The central idea of the novel - which doesn't become apparent until halfway through - is rather brilliant and original, one of those ideas you wish you'd thought of yourself. Shriver manages to write a story that is both funny - in a very dark way - and genuinely moving. The themes mean it would have been very easy to get wrong, but I think she manages to handle her subject sensitively. It is occasionally laugh out loud funny, but the humour is mostly a more subtle ironic type. Like all good parodies it manages to combine the frankly ridiculous (which is why you need to know it's a satire before starting) with enough basic truth about human nature to still ring true. It reminds me of Catch-22, one of my favourite novels, which also took potentially grave subject matter (World War II) and managed to make it both funny and sad.

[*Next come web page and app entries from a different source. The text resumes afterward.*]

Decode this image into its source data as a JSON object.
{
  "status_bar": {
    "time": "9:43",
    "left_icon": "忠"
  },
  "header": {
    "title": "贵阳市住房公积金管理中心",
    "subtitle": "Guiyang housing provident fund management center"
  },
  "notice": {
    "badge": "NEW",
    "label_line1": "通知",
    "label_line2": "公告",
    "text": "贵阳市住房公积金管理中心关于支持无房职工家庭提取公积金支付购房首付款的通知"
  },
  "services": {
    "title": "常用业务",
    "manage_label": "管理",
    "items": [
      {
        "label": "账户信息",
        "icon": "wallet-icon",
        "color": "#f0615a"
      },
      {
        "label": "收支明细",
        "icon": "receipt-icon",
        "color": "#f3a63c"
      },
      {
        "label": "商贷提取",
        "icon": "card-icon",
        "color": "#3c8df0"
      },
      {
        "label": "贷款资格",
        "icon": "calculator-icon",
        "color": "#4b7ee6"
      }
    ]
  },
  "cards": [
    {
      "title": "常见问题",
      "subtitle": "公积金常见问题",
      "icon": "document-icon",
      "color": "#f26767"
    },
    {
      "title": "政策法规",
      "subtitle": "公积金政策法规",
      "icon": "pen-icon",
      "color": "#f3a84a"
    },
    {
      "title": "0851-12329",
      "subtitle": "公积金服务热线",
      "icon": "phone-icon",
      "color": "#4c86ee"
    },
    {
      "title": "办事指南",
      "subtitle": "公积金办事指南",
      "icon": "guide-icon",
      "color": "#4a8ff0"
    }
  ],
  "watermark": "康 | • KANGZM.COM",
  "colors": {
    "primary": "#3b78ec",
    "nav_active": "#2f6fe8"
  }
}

This is very much a novel of two halves, with a massive twist partway through. The first half I found rather heavy going, and I wasn't at all sure I was enjoying it. The central character, Edgar, is not easy to like - although this is deliberate and part of the point. I didn't particularly like her writing style either - Shriver is very fond of using lots of long words, and can be over-descriptive, loading up sentences with adjectives. It's a book that does require a fair amount of concentration to read and I wouldn't recommend it for public transport or other environments with distractions, at least not for the first half. Sometimes it feels like it's trying to be too clever. I also found the dialogue a bit hard to believe - maybe it's just that I don't move in the right circles, but generally in my experience people don't go for in depth character dissections with people they've literally just met. The first half of the book is very much about setting things up, and I found the endless pages of Edgar angsting about his childhood crush and habit of falling into the thrall of more powerful men rather tedious. Shriver uses a device to move the plot along of having her protagonist engage in long imaginary conversations with his disappeared predecessor, which I found annoying at first but on reflection was perhaps preferable to the pages of explanatory prose she'd have had to use otherwise.

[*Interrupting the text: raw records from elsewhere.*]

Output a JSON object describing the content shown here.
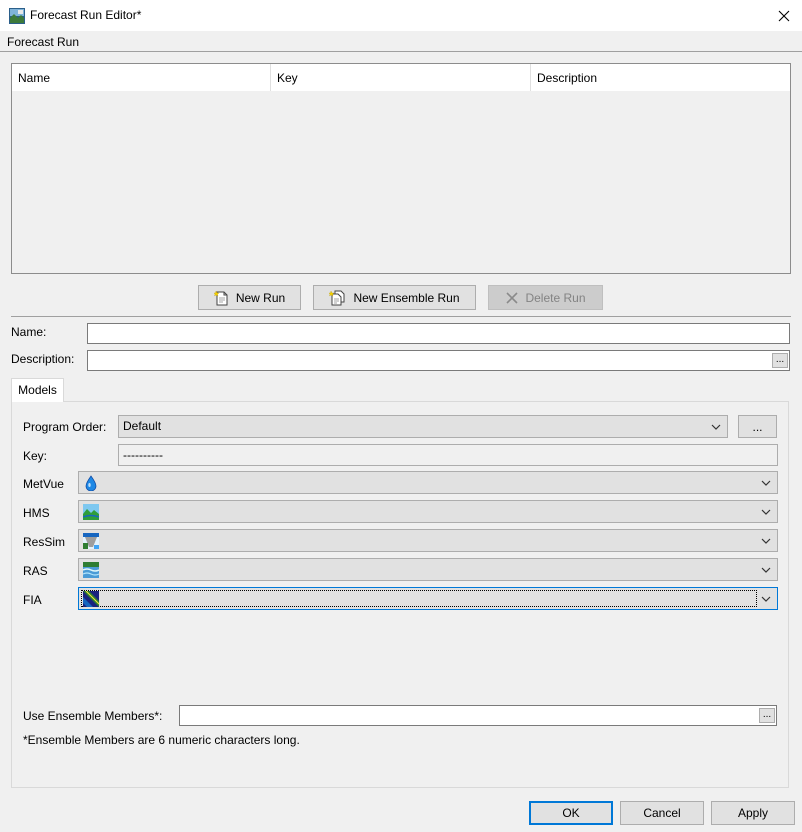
{
  "window": {
    "title": "Forecast Run Editor*",
    "close_glyph": "✕"
  },
  "menu": {
    "label": "Forecast Run"
  },
  "table": {
    "columns": [
      "Name",
      "Key",
      "Description"
    ],
    "rows": []
  },
  "buttons": {
    "new_run": "New Run",
    "new_ensemble_run": "New Ensemble Run",
    "delete_run": "Delete Run",
    "ok": "OK",
    "cancel": "Cancel",
    "apply": "Apply",
    "ellipsis": "..."
  },
  "form": {
    "name_label": "Name:",
    "name_value": "",
    "description_label": "Description:",
    "description_value": ""
  },
  "tabs": [
    {
      "label": "Models",
      "active": true
    }
  ],
  "models": {
    "program_order_label": "Program Order:",
    "program_order_value": "Default",
    "key_label": "Key:",
    "key_value": "----------",
    "rows": [
      {
        "label": "MetVue",
        "icon": "water-drop-icon"
      },
      {
        "label": "HMS",
        "icon": "hms-landscape-icon"
      },
      {
        "label": "ResSim",
        "icon": "ressim-dam-icon"
      },
      {
        "label": "RAS",
        "icon": "ras-river-icon"
      },
      {
        "label": "FIA",
        "icon": "fia-map-icon",
        "focused": true
      }
    ],
    "ensemble_label": "Use Ensemble Members*:",
    "ensemble_value": "",
    "ensemble_note": "*Ensemble Members are 6 numeric characters long."
  },
  "colors": {
    "focus_blue": "#0078d7",
    "button_face": "#e1e1e1",
    "window_bg": "#f0f0f0"
  }
}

Once the halfway point is passed however, it becomes a different beast. The plot moves on apace and it becomes genuinely gripping and intriguing. Edgar improves with familiarity and the reader is drawn into his world. This is where the moral dilemmas implicit in the storyline become really interesting and nuanced, and where the humour is darkest and funniest. There are some real shocks to come, and the last few chapters are real heart-in-the-mouth stuff. All the sometimes tedious setting up of the first half really pays off in the second part. It's a book that could be read on several levels, a good choice for a reading group, and is thought-provoking. I'll never look at the news in quite the same way again, for one thing. In particular it shines a light on the role of the media in world events and global politics, and although it is set in the 90s before the internet had such a big world role as it does now, I still think it is salient to the modern era.

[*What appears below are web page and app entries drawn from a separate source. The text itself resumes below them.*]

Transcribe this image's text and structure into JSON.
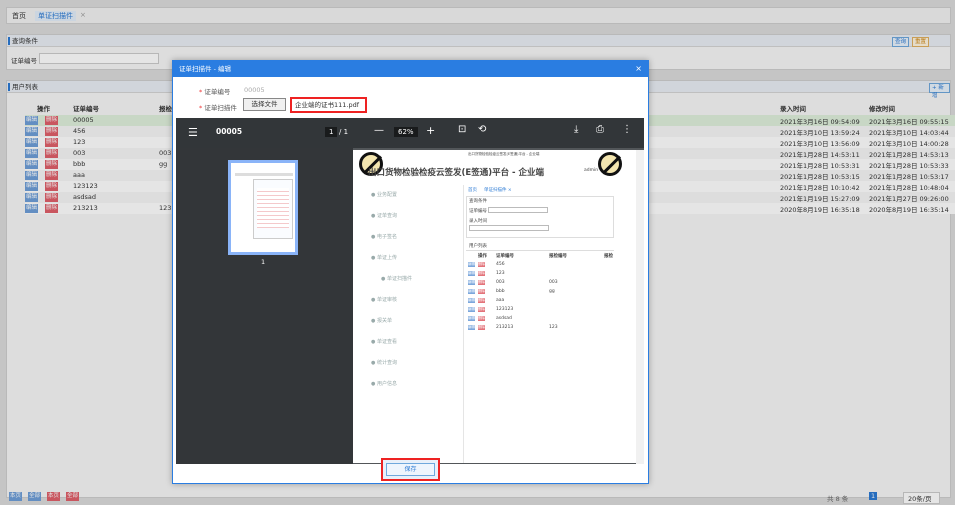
{
  "tabs": [
    "首页",
    "单证扫描件",
    "×"
  ],
  "query": {
    "title": "查询条件",
    "field_label": "证单编号",
    "right_buttons": [
      "查询",
      "重置"
    ]
  },
  "list": {
    "title": "用户列表",
    "add_label": "+ 新增",
    "headers": [
      "操作",
      "证单编号",
      "报检",
      "录入时间",
      "修改时间"
    ],
    "edit": "编辑",
    "del": "删除",
    "rows": [
      {
        "no": "00005",
        "bj": "",
        "in": "2021年3月16日 09:54:09",
        "mod": "2021年3月16日 09:55:15"
      },
      {
        "no": "456",
        "bj": "",
        "in": "2021年3月10日 13:59:24",
        "mod": "2021年3月10日 14:03:44"
      },
      {
        "no": "123",
        "bj": "",
        "in": "2021年3月10日 13:56:09",
        "mod": "2021年3月10日 14:00:28"
      },
      {
        "no": "003",
        "bj": "003",
        "in": "2021年1月28日 14:53:11",
        "mod": "2021年1月28日 14:53:13"
      },
      {
        "no": "bbb",
        "bj": "gg",
        "in": "2021年1月28日 10:53:31",
        "mod": "2021年1月28日 10:53:33"
      },
      {
        "no": "aaa",
        "bj": "",
        "in": "2021年1月28日 10:53:15",
        "mod": "2021年1月28日 10:53:17"
      },
      {
        "no": "123123",
        "bj": "",
        "in": "2021年1月28日 10:10:42",
        "mod": "2021年1月28日 10:48:04"
      },
      {
        "no": "asdsad",
        "bj": "",
        "in": "2021年1月19日 15:27:09",
        "mod": "2021年1月27日 09:26:00"
      },
      {
        "no": "213213",
        "bj": "123",
        "in": "2020年8月19日 16:35:18",
        "mod": "2020年8月19日 16:35:14"
      }
    ],
    "bottom_buttons": [
      "本页",
      "全部",
      "本页",
      "全部"
    ],
    "pager": {
      "total": "共 8 条",
      "page": "1",
      "size": "20条/页"
    }
  },
  "dialog": {
    "title": "证单扫描件 - 编辑",
    "close": "×",
    "field1_label": "证单编号",
    "field1_value": "00005",
    "field2_label": "证单扫描件",
    "choose_label": "选择文件",
    "file_name": "企业端的证书111.pdf",
    "save_label": "保存"
  },
  "pdf": {
    "doc_title": "00005",
    "page_current": "1",
    "page_total": "/ 1",
    "zoom": "62%",
    "thumb_label": "1",
    "page_small_header": "出口货物检验检疫云签发(E签通)平台 - 企业端",
    "page_heading": "出口货物检验检疫云签发(E签通)平台 - 企业端",
    "admin": "admin",
    "menu": [
      "业务配置",
      "证单查询",
      "电子签名",
      "单证上传",
      "单证扫描件",
      "单证审核",
      "报关单",
      "单证查看",
      "统计查询",
      "用户信息"
    ],
    "inner_tabs": [
      "首页",
      "单证扫描件 ×"
    ],
    "inner_query": "查询条件",
    "inner_field": "证单编号",
    "inner_time": "录入时间",
    "inner_list": "用户列表",
    "inner_headers": [
      "操作",
      "证单编号",
      "报检编号",
      "报检"
    ],
    "inner_rows": [
      [
        "456",
        ""
      ],
      [
        "123",
        ""
      ],
      [
        "003",
        "003"
      ],
      [
        "bbb",
        "gg"
      ],
      [
        "aaa",
        ""
      ],
      [
        "123123",
        ""
      ],
      [
        "asdsad",
        ""
      ],
      [
        "213213",
        "123"
      ]
    ]
  }
}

Overall, I give this four stars because of the difficult beginning and my personal feelings about the writing style. But it deserves full marks for originality, daring and a thrilling second half. I would recommend it in particular to readers with an interest in politics or journalism, but anyone who enjoys 'literary' fiction will probably enjoy this, or at least find it thought-provoking and interesting. It's not exactly light reading, and you do need to be prepared to persist through the less inspiring first 150 pages. But in the end, it's worth it.